Another is the King Faisal Center for Research and Islamic Studies. Located at the foundation's headquarters in Riyadh, the center's primary function is to promote scientific research and studies related to Islam and an understanding of Islamic heritage. It does so through its vast library and database, as well as by organizing lectures and conferences, translating scientific and literary works and making them available to researchers throughout the world. The center has published dictionaries of Islamic technical and literary terms and an Islamic educational encyclopedia.
The center also operates a library and database with 140,000 book titles and 3,500 periodicals. Open to the public, it facilitates research conducted by students and scholars both on site as well as throughout the world. It also has an audiovisual section containing a collection of 12,000 audio and video tapes and films about Islam and Arab culture.
The center's manuscript department performs a vital service by having collected more than 20,000 microfilm copies of manuscripts as well as some 24,000 original handwritten documents and books, some dating back more than 1,200 years. These manuscripts and books are available on microfilm to researchers via fax and e-mail. The center also preserves and restores old manuscripts and books and makes copies of them available to the public.
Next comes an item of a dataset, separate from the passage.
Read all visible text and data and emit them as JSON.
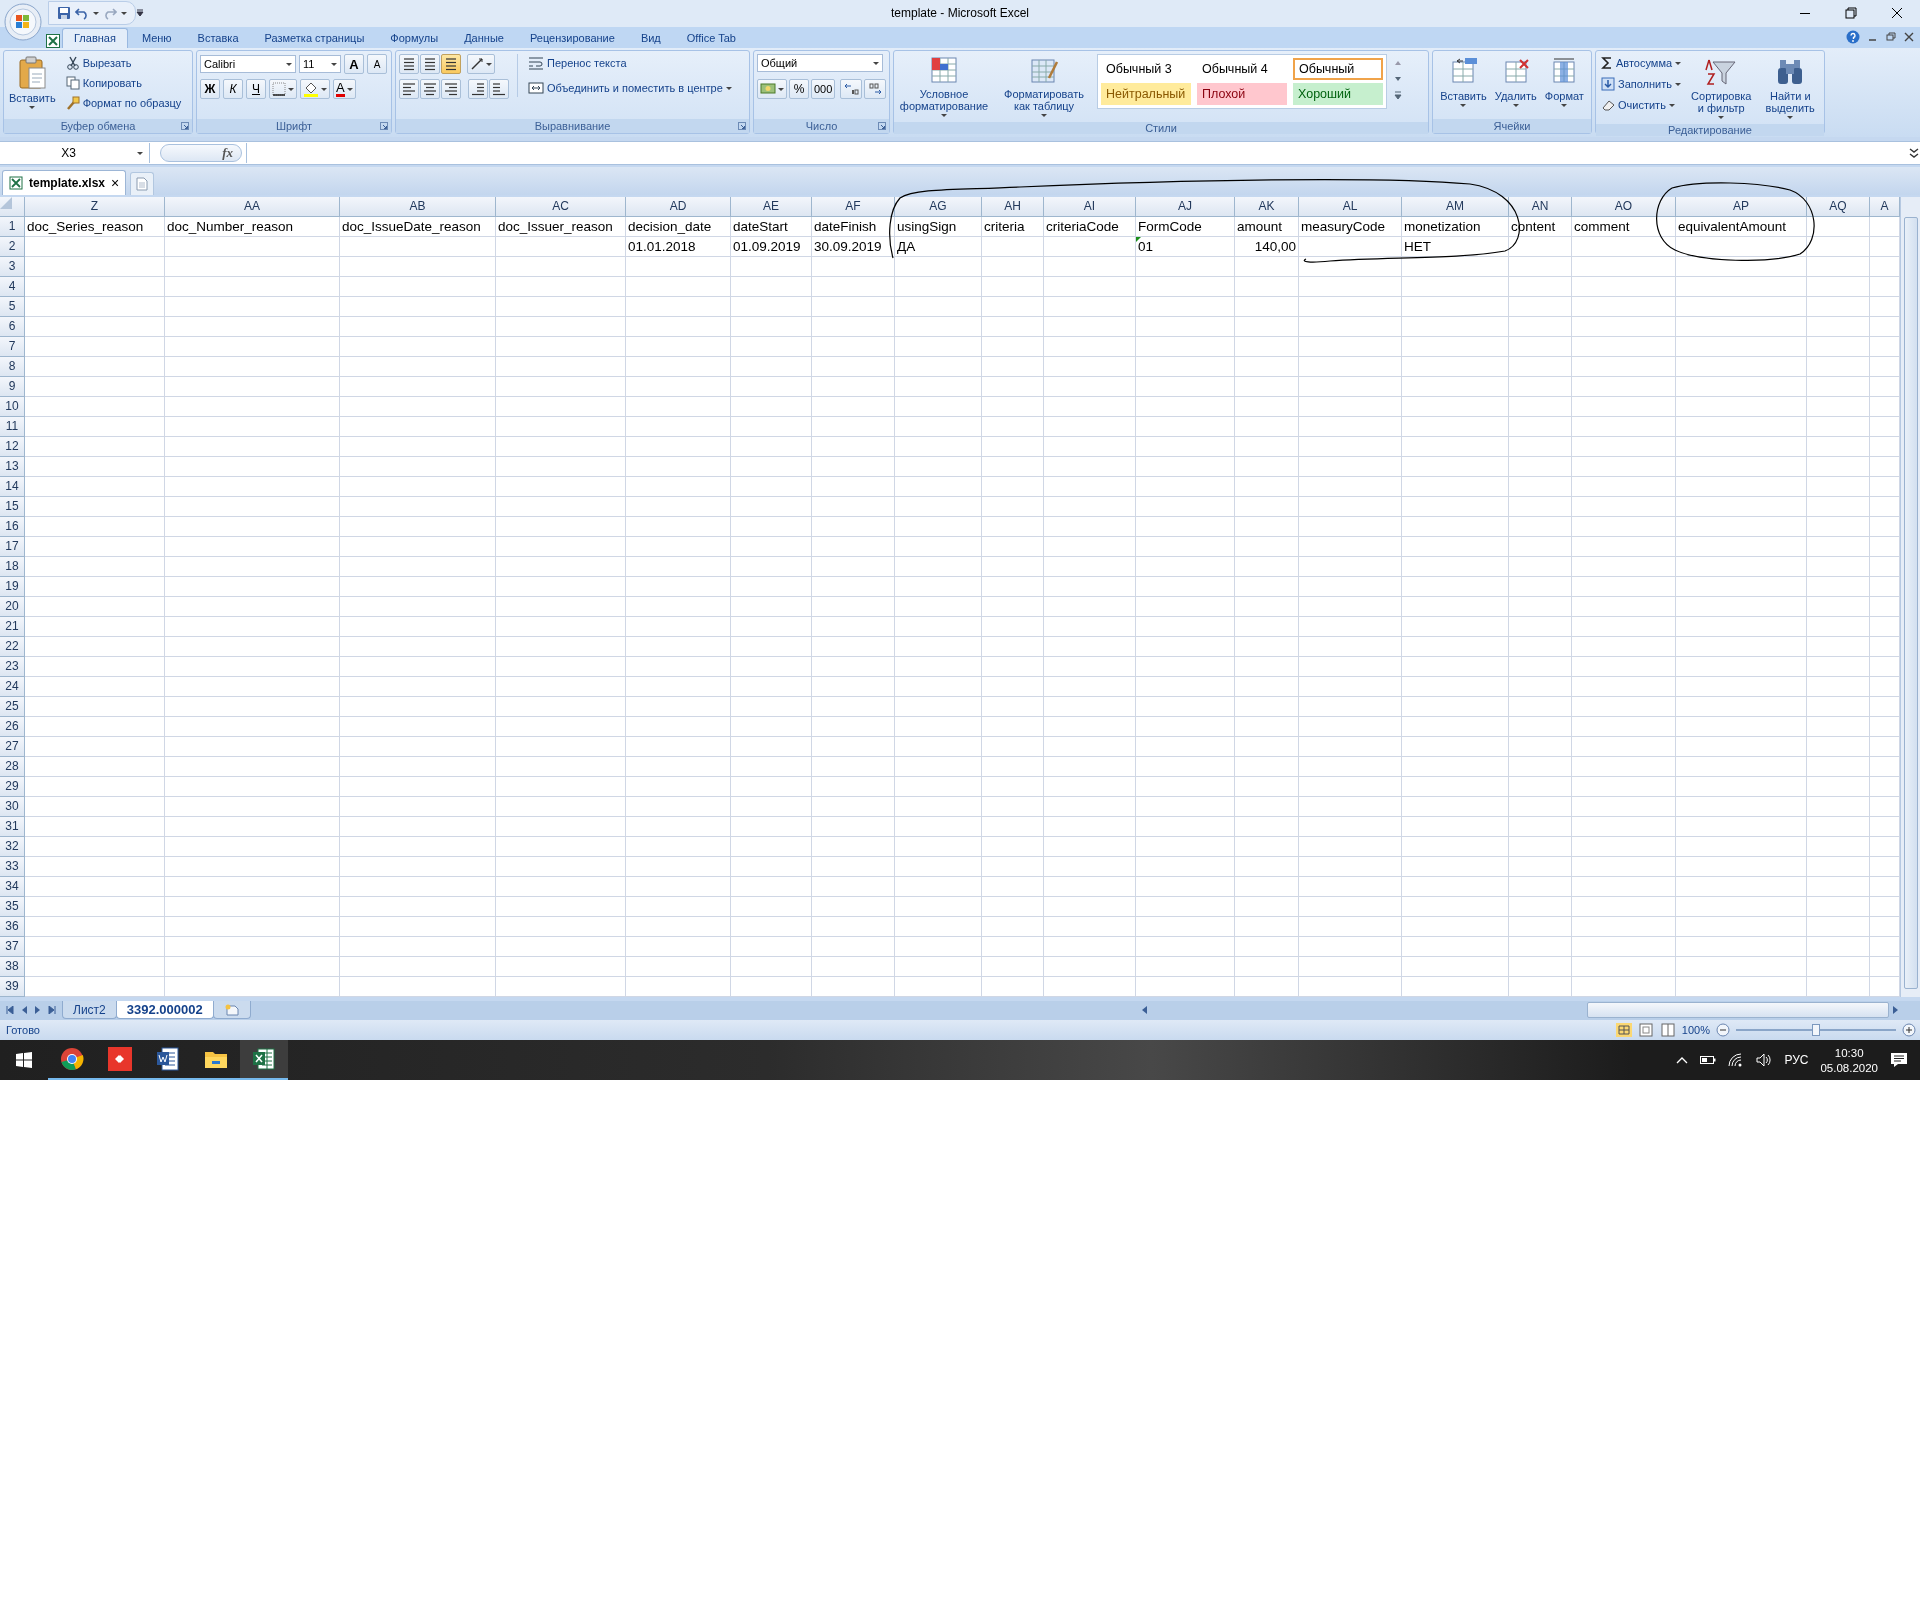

Another means by which the foundation promotes a respect for knowledge and the pursuit of it is the King Faisal International Prize. First awarded in 1979, the prestigious prize is designed to reward excellence in the five fields of Service to Islam, Islamic Studies, Arabic Literature, Medicine, and Science. So far, 132 scholars from 35 countries have been awarded the prize, which includes a cash award of 750,000 Saudi riyals (200,000 U.S. dollars), a certificate containing an abstract of the winning work and a 200-gram, 22-carat gold medallion.
What makes the King Faisal Foundation unique is not only its noble goals, but also the fact that it is virtually self-reliant and does not turn to outside sources for funds. From the outset, the foundation was set up to be self-financing, funding its various philanthropic activities by managing its investments in a way that would generate sufficient income to cover its operating expenses, while at the same time contributing to society by creating jobs as well as revenue. The Al-Faisaliah Complex is the latest such project. Built on 13.6 acres of land located next to the foundation's headquarters in Riyadh, the project incorporates a 5-star hotel, a banquet hall/conference center, apartments, a retail mall and an office tower rising 872 feet. Scheduled to be completed next year, the project will generate revenue to help finance the foundation's diverse philanthropic activities worldwide.